• **PROBLEM DESCRIPTION**:
Your answer should be the number of lines in the listing that hold the string "title", with no other words.

• **ENTRIES PROVIDED**:
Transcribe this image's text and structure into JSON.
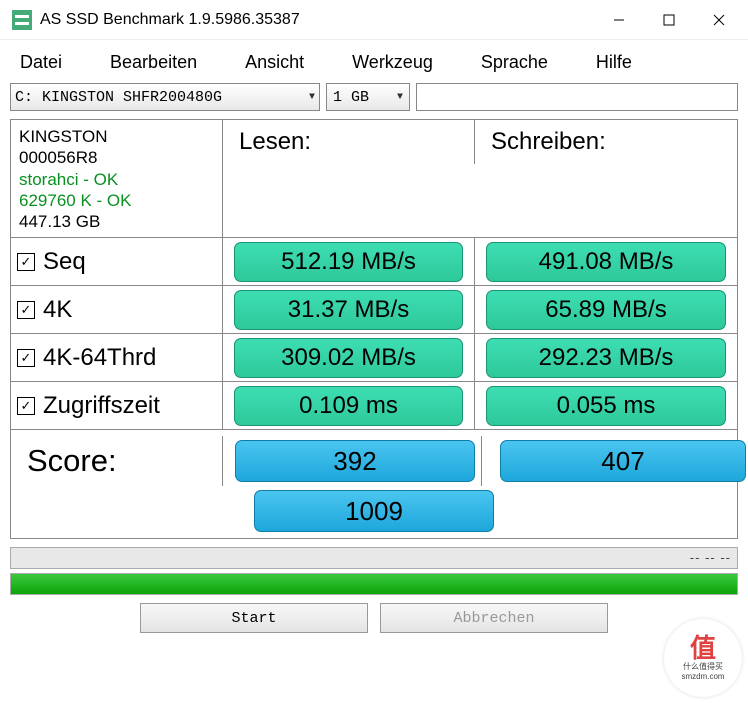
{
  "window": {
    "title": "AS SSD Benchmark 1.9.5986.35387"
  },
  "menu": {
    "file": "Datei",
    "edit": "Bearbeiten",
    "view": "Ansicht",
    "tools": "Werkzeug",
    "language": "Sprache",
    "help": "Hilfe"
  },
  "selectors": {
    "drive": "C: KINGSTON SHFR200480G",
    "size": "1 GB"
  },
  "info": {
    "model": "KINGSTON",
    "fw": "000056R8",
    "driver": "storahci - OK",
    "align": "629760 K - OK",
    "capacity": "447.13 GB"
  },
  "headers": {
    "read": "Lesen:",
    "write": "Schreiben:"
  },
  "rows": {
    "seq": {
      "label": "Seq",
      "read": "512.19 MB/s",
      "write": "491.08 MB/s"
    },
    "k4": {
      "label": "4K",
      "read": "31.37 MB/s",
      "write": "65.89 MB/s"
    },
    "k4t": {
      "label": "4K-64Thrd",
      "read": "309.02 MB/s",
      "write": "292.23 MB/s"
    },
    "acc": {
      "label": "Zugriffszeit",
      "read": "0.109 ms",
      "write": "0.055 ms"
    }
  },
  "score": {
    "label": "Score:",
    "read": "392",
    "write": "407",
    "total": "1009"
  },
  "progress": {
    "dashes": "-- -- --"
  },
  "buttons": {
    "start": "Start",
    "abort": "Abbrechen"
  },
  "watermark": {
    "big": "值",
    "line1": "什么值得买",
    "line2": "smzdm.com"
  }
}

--

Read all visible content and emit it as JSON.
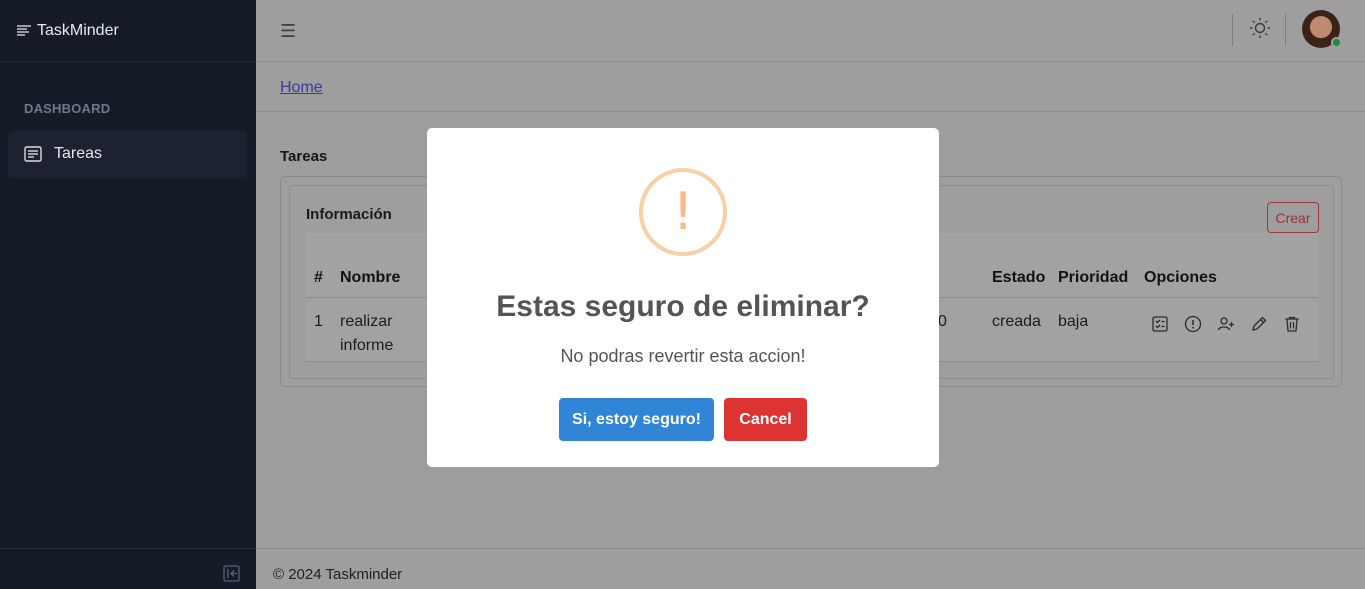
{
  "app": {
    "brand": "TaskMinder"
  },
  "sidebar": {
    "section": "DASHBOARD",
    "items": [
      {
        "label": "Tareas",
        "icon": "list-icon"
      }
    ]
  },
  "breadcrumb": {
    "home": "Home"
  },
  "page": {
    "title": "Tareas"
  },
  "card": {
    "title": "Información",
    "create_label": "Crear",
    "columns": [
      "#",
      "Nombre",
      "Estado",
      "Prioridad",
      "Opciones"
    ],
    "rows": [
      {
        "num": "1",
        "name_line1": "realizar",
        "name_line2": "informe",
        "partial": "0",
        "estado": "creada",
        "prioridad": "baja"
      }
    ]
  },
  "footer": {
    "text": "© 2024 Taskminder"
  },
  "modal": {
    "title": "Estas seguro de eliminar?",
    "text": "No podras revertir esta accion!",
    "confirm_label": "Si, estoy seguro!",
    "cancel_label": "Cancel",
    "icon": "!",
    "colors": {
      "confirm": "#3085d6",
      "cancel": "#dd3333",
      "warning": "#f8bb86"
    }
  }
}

• **PROBLEM SOLUTION**:
4